According to a 1971 state regulation, the expression of political or artistic views in state parks without the permission of the state is prohibited. The distribution of printed material in state parks without permission is also prohibited.
Recently, two Green Party congressional candidates and a balloon artist found that their First Amendment rights disappeared the moment they had set foot in Point State Park, the only urban park the state oversees. State rangers told balloon artist Kevin Skolnik and Green Party candidates Mel Packer and Ed Bortz that they were in violation of the state's rarely enforced regulation.
The original intention of the rule was to maintain public safety while coordinating events in state parks. Because it was hardly ever enforced, no one noticed what a bad provision it was until the Green Party candidates started a petition drive.
Fortunately, the American Civil Liberties Union was on the case. The ACLU was as surprised as anyone that such a regulation could have been conceived, given how it conflicts with constitutional guarantees.

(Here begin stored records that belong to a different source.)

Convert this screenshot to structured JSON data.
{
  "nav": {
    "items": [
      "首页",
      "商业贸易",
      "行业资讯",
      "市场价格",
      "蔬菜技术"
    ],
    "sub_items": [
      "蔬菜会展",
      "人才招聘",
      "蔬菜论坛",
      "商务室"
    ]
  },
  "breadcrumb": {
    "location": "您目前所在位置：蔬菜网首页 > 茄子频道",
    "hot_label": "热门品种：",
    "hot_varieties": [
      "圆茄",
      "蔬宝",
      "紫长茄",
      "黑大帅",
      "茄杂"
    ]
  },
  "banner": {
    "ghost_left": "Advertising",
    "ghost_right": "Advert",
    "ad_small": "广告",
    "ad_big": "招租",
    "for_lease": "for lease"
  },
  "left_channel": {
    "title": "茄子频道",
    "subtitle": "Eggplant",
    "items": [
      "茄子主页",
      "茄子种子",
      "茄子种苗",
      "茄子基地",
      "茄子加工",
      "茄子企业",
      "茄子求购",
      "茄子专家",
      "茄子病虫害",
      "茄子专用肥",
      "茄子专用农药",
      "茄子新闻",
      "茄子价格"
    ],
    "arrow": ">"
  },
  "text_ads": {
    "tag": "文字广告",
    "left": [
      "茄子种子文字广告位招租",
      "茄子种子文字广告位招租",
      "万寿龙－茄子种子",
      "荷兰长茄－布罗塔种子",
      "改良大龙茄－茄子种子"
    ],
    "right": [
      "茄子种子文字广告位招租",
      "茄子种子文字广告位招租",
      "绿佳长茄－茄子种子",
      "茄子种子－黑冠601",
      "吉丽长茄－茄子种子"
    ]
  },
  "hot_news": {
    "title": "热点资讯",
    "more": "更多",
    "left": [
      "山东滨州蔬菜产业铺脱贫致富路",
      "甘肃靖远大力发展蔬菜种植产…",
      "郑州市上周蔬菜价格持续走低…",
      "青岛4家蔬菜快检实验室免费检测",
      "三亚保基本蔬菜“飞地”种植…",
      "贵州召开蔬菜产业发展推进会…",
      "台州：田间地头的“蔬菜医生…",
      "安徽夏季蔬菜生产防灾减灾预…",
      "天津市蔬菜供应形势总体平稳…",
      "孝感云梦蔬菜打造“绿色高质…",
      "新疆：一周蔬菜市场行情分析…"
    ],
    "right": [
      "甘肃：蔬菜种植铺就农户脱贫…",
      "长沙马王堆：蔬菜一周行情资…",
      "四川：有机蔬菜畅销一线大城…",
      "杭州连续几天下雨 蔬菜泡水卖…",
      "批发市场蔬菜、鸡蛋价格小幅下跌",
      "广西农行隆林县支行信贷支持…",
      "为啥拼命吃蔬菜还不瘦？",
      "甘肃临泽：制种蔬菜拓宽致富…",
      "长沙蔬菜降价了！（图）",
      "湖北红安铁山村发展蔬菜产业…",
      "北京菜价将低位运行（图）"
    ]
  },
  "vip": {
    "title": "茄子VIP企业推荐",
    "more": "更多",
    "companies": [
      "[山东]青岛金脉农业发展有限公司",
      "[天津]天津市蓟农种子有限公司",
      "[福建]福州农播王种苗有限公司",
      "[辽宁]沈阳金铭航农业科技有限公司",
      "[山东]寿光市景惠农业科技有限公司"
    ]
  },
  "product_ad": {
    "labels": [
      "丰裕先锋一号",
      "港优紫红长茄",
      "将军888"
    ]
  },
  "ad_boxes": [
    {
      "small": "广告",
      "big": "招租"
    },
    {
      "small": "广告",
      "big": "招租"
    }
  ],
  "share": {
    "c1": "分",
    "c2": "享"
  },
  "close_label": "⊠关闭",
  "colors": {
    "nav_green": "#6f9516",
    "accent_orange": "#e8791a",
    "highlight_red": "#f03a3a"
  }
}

To its credit, the Department of Conservation and Natural Resources has suspended enforcement of the resolution after "friendly" encouragement by the ACLU.
Still, a suspension doesn't go far enough. Rescinding the rule is the only way to guarantee that such a threat to free speech will never be applied again. If a tree falls in a state park, everyone should have the right to say something about it.